◆ Assigned task
From the line containing "Serialize everything readable" to the end of the records, print every line exactly, both ends included, and leave out the pictures.

◆ Source records
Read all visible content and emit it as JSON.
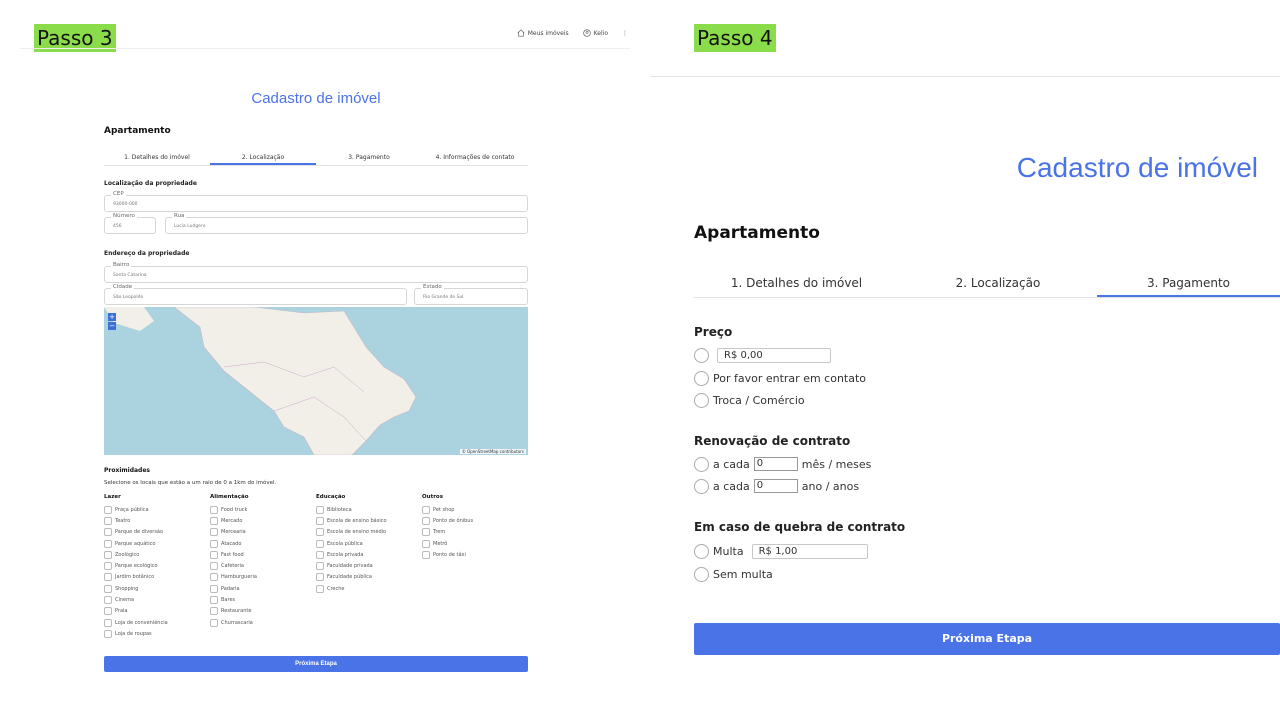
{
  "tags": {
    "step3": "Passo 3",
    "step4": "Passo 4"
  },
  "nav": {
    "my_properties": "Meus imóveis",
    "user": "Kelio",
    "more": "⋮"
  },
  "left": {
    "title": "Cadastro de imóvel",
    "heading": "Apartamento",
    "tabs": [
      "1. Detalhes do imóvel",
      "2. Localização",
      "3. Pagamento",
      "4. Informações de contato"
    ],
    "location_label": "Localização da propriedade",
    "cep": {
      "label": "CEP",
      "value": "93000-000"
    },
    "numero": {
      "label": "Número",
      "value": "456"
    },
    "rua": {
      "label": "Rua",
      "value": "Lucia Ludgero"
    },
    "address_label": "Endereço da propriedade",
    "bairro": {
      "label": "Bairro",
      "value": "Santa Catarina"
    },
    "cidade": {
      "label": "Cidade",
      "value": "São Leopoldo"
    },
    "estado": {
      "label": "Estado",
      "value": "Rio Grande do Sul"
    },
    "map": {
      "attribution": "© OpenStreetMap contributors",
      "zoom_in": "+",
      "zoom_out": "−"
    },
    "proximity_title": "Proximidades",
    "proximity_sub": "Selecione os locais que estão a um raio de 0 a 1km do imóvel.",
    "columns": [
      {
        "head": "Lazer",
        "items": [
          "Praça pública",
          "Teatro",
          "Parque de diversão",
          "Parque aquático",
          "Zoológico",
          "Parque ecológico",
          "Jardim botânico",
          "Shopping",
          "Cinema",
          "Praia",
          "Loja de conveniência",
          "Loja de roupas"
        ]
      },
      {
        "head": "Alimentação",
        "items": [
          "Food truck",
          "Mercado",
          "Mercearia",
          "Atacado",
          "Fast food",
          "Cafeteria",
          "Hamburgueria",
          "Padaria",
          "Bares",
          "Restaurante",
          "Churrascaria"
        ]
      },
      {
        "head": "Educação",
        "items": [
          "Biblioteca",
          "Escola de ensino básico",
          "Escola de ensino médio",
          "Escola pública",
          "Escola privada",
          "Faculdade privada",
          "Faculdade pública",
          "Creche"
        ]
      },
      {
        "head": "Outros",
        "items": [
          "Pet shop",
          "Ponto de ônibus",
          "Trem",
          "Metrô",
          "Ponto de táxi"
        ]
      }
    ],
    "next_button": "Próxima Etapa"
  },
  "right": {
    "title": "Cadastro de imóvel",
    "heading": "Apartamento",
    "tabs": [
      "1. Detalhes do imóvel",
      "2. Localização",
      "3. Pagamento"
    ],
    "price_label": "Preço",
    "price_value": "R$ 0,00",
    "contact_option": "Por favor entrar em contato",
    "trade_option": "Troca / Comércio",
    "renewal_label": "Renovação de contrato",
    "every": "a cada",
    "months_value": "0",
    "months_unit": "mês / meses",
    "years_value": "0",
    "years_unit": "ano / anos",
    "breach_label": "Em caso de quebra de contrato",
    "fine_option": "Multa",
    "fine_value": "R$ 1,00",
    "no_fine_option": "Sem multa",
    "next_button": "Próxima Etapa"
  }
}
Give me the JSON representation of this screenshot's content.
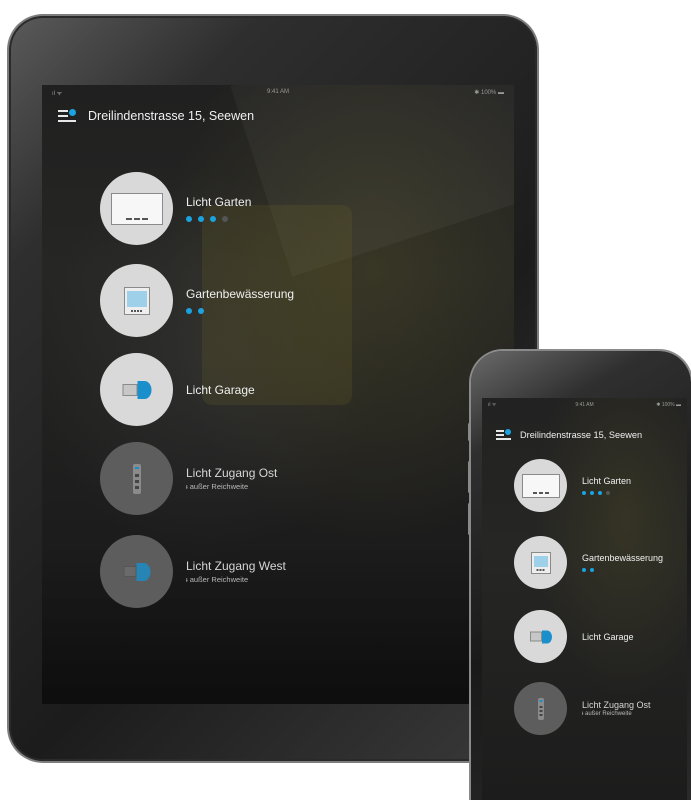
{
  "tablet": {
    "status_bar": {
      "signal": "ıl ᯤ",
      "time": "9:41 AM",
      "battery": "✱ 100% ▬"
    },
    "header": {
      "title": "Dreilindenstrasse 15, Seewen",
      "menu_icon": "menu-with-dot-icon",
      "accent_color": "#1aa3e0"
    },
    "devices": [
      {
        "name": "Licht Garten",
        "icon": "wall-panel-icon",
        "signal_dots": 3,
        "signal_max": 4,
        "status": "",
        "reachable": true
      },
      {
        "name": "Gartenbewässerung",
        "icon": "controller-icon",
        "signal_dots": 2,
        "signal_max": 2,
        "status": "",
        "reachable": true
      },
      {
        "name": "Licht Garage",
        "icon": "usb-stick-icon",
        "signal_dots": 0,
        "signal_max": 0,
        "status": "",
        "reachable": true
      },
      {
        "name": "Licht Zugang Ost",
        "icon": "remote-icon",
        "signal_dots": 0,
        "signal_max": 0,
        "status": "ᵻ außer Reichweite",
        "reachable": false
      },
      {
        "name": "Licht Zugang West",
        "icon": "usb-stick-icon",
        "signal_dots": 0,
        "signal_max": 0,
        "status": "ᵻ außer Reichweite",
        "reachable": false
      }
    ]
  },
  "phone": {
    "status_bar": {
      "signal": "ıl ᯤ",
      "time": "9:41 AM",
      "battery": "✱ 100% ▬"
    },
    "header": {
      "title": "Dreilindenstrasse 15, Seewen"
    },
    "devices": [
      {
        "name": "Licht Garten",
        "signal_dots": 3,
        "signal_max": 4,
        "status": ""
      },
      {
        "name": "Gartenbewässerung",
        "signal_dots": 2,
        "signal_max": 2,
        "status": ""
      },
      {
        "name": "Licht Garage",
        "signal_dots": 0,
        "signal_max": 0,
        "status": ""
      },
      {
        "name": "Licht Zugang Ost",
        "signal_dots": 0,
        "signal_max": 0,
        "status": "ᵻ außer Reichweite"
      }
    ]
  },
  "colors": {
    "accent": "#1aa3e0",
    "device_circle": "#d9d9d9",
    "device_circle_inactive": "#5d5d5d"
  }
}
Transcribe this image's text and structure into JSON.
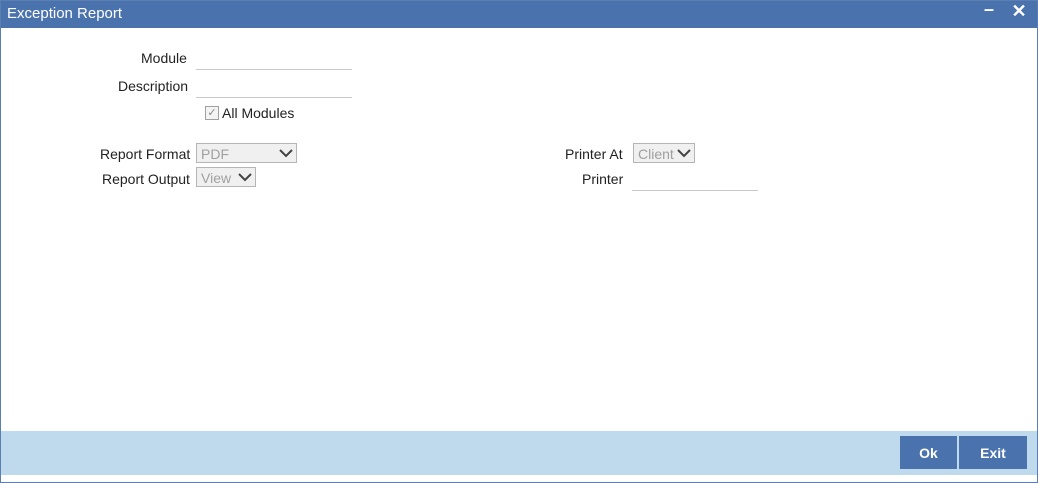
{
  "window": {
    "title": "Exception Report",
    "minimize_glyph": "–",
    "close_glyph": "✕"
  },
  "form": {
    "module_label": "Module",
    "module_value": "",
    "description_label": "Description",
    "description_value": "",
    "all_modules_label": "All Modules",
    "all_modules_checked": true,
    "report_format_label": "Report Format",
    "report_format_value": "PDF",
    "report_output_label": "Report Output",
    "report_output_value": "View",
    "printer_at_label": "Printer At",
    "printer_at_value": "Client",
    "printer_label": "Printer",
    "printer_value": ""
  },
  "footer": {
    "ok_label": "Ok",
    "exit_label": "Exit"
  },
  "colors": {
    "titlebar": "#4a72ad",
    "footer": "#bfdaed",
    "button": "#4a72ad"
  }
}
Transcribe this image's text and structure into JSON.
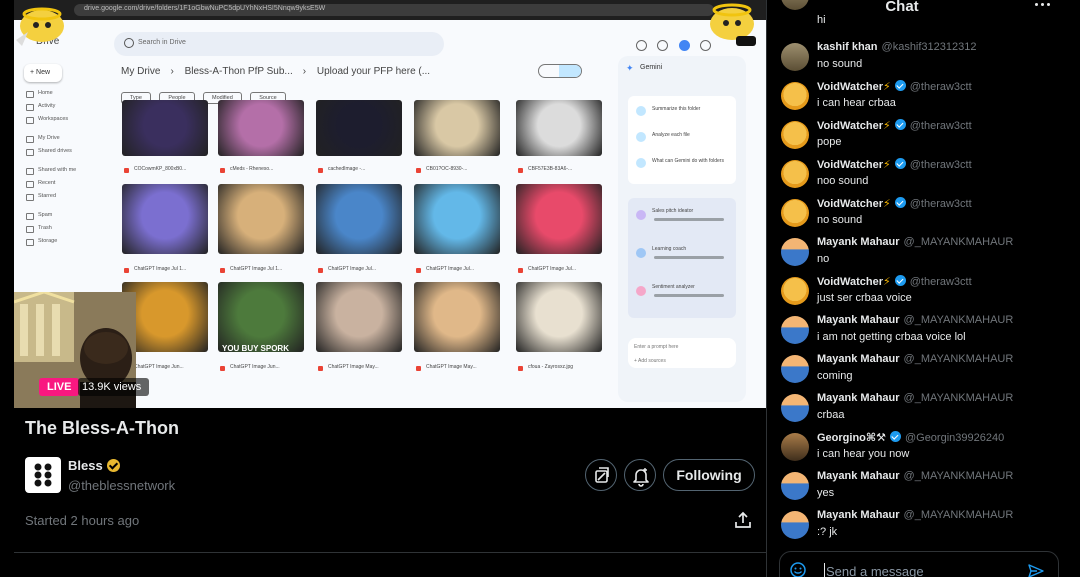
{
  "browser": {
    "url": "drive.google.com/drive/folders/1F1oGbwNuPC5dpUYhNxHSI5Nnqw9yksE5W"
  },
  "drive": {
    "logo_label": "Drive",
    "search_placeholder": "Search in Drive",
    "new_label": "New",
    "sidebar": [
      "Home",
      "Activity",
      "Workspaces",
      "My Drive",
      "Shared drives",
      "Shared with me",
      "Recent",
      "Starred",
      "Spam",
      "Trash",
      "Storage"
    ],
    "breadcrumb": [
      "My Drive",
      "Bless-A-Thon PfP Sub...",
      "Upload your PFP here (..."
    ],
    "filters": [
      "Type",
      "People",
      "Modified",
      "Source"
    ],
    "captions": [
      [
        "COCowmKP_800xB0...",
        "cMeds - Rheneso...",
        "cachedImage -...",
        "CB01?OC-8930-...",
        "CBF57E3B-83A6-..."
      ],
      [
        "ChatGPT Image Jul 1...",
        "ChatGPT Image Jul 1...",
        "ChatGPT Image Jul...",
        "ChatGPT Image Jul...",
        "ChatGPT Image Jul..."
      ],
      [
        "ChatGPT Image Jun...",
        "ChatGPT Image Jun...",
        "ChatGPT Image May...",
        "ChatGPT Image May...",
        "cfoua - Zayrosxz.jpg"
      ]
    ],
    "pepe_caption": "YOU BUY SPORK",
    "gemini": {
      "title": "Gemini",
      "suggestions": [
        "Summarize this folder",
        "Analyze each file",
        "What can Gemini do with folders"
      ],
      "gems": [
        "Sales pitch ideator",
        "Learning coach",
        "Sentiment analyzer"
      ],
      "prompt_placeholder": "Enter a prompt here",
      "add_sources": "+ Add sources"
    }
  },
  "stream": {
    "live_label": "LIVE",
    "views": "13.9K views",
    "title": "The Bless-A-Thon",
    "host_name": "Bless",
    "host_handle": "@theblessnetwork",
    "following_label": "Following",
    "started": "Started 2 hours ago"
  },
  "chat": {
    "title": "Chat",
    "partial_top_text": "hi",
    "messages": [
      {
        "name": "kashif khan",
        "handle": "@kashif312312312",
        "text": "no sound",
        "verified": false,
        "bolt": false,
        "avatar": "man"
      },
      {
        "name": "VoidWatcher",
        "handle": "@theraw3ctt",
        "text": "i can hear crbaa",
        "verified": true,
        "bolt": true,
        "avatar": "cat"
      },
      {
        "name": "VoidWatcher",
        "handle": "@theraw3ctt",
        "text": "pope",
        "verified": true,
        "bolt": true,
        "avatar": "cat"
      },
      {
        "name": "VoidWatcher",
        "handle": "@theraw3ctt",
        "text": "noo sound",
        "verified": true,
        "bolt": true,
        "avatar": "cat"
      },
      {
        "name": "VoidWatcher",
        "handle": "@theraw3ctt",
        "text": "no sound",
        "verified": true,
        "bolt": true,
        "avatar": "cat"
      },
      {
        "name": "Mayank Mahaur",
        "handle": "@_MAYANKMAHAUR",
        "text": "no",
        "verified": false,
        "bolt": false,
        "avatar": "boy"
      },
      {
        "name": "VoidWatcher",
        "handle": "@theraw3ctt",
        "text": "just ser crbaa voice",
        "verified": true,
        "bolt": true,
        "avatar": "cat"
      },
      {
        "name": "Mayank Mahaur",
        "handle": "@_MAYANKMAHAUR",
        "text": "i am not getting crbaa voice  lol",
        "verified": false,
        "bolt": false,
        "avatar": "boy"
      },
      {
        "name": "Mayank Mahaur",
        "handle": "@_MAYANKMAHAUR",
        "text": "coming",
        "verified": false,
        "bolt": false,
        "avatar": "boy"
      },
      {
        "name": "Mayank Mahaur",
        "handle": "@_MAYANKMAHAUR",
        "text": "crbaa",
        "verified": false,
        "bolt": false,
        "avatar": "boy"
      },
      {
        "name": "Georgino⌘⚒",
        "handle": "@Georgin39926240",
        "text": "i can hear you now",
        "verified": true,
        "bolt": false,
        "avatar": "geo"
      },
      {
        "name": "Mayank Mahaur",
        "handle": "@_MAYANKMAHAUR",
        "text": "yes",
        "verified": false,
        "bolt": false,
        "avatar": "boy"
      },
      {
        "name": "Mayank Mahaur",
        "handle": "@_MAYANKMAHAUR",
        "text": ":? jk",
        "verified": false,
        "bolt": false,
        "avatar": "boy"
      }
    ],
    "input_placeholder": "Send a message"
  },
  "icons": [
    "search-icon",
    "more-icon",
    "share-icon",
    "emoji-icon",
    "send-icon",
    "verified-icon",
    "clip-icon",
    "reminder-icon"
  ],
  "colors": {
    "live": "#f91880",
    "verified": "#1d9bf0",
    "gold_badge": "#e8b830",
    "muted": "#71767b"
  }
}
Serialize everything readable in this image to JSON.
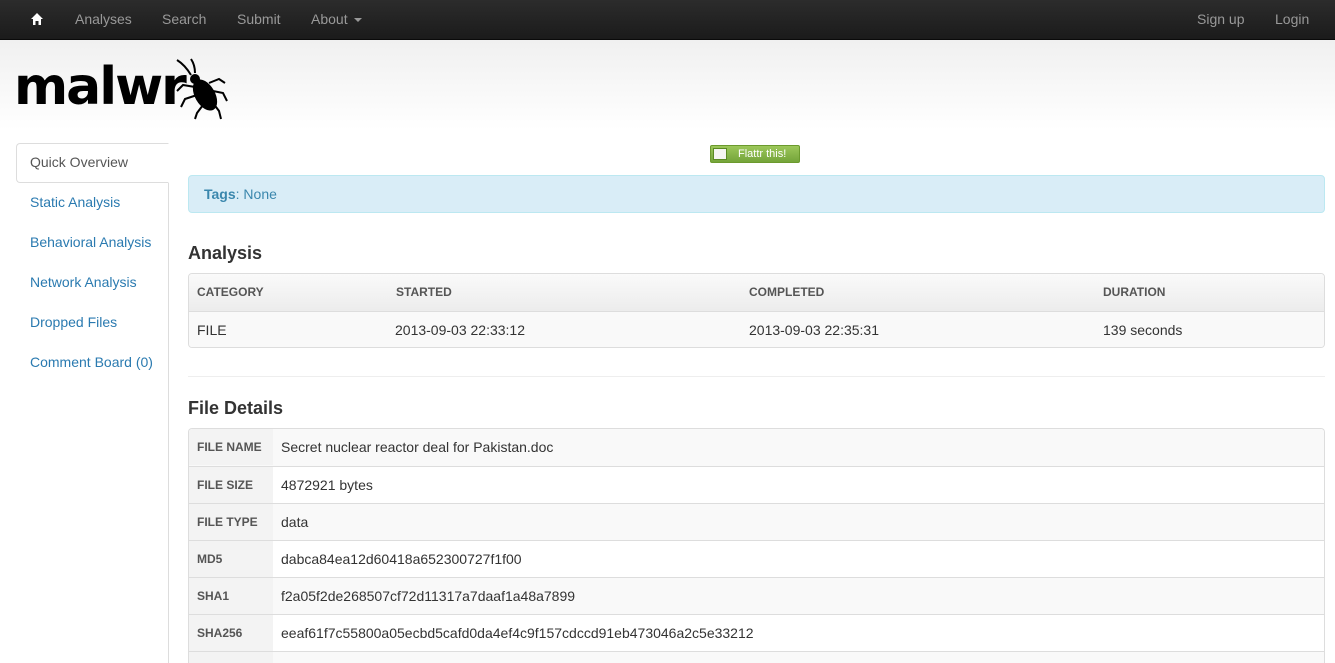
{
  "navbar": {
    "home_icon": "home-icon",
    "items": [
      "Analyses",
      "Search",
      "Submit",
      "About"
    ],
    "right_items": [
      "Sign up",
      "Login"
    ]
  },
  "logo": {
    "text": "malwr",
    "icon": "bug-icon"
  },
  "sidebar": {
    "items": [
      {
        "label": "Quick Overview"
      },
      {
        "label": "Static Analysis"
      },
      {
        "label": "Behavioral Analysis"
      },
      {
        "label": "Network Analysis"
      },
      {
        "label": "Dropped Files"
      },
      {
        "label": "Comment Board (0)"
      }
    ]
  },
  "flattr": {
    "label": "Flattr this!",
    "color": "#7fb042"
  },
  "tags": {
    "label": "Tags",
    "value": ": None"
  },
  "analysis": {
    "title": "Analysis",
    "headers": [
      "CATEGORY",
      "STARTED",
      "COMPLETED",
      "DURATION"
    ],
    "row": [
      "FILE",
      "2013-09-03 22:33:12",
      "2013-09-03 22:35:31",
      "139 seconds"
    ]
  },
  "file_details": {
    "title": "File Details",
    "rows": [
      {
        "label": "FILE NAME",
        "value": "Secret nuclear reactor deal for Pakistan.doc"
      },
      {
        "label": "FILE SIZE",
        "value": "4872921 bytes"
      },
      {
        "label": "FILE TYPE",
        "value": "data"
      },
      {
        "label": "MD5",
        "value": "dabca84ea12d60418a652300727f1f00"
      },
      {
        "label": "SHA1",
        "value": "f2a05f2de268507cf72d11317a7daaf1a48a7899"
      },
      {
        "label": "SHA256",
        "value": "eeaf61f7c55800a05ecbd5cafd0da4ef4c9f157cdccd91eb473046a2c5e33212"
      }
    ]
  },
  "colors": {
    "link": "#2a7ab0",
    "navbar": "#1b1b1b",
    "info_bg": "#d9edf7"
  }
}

◆ Reply
Serialize everything readable in this image to JSON.
{
  "navbar": {
    "home_icon": "home-icon",
    "items": [
      "Analyses",
      "Search",
      "Submit",
      "About"
    ],
    "right_items": [
      "Sign up",
      "Login"
    ]
  },
  "logo": {
    "text": "malwr",
    "icon": "bug-icon"
  },
  "sidebar": {
    "items": [
      {
        "label": "Quick Overview"
      },
      {
        "label": "Static Analysis"
      },
      {
        "label": "Behavioral Analysis"
      },
      {
        "label": "Network Analysis"
      },
      {
        "label": "Dropped Files"
      },
      {
        "label": "Comment Board (0)"
      }
    ]
  },
  "flattr": {
    "label": "Flattr this!",
    "color": "#7fb042"
  },
  "tags": {
    "label": "Tags",
    "value": ": None"
  },
  "analysis": {
    "title": "Analysis",
    "headers": [
      "CATEGORY",
      "STARTED",
      "COMPLETED",
      "DURATION"
    ],
    "row": [
      "FILE",
      "2013-09-03 22:33:12",
      "2013-09-03 22:35:31",
      "139 seconds"
    ]
  },
  "file_details": {
    "title": "File Details",
    "rows": [
      {
        "label": "FILE NAME",
        "value": "Secret nuclear reactor deal for Pakistan.doc"
      },
      {
        "label": "FILE SIZE",
        "value": "4872921 bytes"
      },
      {
        "label": "FILE TYPE",
        "value": "data"
      },
      {
        "label": "MD5",
        "value": "dabca84ea12d60418a652300727f1f00"
      },
      {
        "label": "SHA1",
        "value": "f2a05f2de268507cf72d11317a7daaf1a48a7899"
      },
      {
        "label": "SHA256",
        "value": "eeaf61f7c55800a05ecbd5cafd0da4ef4c9f157cdccd91eb473046a2c5e33212"
      }
    ]
  },
  "colors": {
    "link": "#2a7ab0",
    "navbar": "#1b1b1b",
    "info_bg": "#d9edf7"
  }
}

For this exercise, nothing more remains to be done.